- July 11 – Salomon Franck, German lawyer, scientist, poet (b. 1659)
- July 17 – Thomas King, English and British soldier, MP for Queenborough, lieutenant-governor of Sheerness (b. before 1660?)
- September 16 – Antoine V de Gramont, French military leader (b. 1672)
- October 10
- October 11 – Hans Herr, Swiss-born Mennonite bishop (b. 1639)
- October 16 – Ralph Thoresby, British historian (b. 1658)
- October 24 – Alessandro Scarlatti, Italian composer (b. 1660)
- November 20 – William, Landgrave of Hesse-Rotenburg (from 1683) (b. 1648)
- December 7 – Florent Carton Dancourt, French dramatist, actor (b. 1661)
- December 10 – Nicolaas Hartsoeker, Dutch mathematician and physicist (b. 1656)
- date unknown
- Gee, Tony (2004). "Figg, James (b. before 1700, d. 1734), prize-fighter". Oxford Dictionary of National Biography (online ed.). Oxford University Press. doi:10.1093/ref:odnb/9417. ISBN 978-0-19-861412-8. Retrieved June 13, 2022. (Subscription or UK public library membership required.)
- Roberts, Randy (1977). "Eighteenth Century Boxing". Journal of Sport History. 4 (3): 249. JSTOR 43610520.
- Yosaburō Takekoshi, The Economic Aspects of the History of the Civilization of Japan, Volume 3 (Taylor & Francis, 2004) p395
- "Historical Events for Year 1725 | OnThisDay.com". Historyorb.com.
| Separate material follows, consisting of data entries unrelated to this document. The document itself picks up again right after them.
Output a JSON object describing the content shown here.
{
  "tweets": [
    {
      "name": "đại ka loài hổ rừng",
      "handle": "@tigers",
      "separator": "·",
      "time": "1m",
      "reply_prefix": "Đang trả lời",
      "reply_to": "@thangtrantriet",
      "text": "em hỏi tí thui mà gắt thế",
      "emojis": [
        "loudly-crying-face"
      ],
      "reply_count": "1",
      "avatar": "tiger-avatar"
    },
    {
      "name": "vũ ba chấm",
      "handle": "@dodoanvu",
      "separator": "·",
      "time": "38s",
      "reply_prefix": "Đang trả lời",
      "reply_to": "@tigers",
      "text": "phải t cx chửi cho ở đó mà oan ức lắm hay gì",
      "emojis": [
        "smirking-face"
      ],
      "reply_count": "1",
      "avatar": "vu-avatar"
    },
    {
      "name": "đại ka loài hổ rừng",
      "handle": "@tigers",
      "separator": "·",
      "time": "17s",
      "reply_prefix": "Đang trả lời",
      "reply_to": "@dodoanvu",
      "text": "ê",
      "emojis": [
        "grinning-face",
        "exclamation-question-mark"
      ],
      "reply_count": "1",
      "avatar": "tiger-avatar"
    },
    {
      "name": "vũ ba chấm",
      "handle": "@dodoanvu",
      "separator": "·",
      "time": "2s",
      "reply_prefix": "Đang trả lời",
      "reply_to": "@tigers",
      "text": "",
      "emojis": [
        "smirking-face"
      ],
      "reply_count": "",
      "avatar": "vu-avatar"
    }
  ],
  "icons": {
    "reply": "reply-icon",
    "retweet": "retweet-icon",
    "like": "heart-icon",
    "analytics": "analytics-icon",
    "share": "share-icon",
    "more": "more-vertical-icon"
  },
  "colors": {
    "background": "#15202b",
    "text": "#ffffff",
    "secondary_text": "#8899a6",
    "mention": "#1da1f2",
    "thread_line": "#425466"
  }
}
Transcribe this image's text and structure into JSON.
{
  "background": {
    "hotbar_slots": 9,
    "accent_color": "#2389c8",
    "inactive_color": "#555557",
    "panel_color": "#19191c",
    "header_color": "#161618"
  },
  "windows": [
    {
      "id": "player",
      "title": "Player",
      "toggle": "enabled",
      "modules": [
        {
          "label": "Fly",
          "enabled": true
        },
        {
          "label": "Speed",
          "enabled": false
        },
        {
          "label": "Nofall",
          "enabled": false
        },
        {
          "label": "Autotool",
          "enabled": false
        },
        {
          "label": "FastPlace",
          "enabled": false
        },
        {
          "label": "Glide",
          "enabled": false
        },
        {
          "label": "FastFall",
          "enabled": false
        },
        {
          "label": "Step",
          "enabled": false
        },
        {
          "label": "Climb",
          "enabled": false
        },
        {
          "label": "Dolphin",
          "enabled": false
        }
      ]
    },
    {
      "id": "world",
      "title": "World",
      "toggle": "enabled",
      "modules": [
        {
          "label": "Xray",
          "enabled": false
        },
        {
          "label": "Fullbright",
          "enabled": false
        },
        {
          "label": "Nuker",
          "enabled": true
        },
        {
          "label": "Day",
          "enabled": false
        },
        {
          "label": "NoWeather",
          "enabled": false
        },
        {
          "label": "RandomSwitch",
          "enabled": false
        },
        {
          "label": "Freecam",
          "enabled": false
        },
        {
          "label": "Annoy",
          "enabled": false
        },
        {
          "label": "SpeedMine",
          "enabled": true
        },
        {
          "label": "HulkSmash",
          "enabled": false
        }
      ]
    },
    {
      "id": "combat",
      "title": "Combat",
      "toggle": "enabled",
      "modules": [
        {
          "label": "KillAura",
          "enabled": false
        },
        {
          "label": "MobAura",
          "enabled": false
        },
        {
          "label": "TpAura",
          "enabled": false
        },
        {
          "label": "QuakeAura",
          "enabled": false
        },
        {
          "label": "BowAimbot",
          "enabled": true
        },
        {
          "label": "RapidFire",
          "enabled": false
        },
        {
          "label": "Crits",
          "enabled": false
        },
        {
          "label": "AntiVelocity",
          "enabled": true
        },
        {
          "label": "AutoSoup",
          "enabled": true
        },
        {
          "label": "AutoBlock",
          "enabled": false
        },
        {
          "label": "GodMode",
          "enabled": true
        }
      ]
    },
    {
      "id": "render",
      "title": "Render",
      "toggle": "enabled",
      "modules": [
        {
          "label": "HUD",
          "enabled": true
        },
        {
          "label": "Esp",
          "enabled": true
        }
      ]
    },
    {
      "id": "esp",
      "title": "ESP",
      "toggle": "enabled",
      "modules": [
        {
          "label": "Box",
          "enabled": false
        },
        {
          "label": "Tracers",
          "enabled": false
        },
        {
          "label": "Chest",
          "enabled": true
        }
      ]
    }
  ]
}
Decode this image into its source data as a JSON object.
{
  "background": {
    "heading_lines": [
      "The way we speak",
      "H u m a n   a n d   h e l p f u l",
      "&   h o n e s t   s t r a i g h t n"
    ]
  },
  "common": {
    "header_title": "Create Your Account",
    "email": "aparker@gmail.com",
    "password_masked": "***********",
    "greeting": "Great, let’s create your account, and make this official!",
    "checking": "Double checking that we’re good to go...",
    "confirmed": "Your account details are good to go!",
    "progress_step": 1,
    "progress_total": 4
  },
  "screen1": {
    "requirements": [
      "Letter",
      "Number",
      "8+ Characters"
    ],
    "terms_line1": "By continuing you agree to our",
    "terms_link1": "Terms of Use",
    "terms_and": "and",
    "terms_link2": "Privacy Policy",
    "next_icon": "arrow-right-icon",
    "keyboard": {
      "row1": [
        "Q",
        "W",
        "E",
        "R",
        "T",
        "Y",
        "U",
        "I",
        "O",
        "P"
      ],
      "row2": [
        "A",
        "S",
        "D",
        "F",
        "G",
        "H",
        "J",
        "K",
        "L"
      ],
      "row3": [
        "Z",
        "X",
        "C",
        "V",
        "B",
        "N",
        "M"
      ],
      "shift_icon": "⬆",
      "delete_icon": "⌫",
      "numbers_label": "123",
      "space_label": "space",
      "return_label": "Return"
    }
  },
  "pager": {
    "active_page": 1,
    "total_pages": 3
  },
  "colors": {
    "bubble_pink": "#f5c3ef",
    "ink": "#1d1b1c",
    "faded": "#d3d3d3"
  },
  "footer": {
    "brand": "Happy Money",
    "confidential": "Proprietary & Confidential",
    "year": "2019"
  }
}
Retrieved July 8, 2016.
- Bentley, G. E. Jr. (March 2009). "Blake's Murderesses: Visionary Heads of Wickedness". Huntington Library Quarterly. University of California Press. 72 (1): 69–105. JSTOR 10.1525/hlq.2009.72.1.69.
At Catherine's urging, "Billings went into the room with a hatchet, with which he struck Hayes so violently that he fractured his skull" but did not kill him. Wood, "taking the hatchet out of Billings's hand, gave the poor man two more blows, which effectually dispatched him." They were then faced with the problem of how to dispose of the body.
- "Notable Dates in History". The Flag in the Wind. The Scots Independent. Archived from the original on January 26, 2016. Retrieved February 26, 2016.
- Dublin Weekly Journal 26 June 1725. "History of Freemasonry in Ireland". Freemasonry in North Munster. Provincial Grand Lodge of North Munster. Retrieved August 30, 2012.
- "Molyneux, Samuel", by Miss A. M. Clerke, in The Dictionary of National Biography, Volume 38 (Macmillan and Co., 1894) p136
- Cunningham, George Godfrey (1837). Lives of Eminent and Illustrious Englishmen: From Alfred the Great to the Latest Times, on an Original Plan. A. Fullarton. p. 57.
- Newman, A. N. "KING, Thomas (?bef.1660-1725), of St. Margaret's, Westminster and Sheerness, Kent". History of Parliament Online. Retrieved January 4, 2020.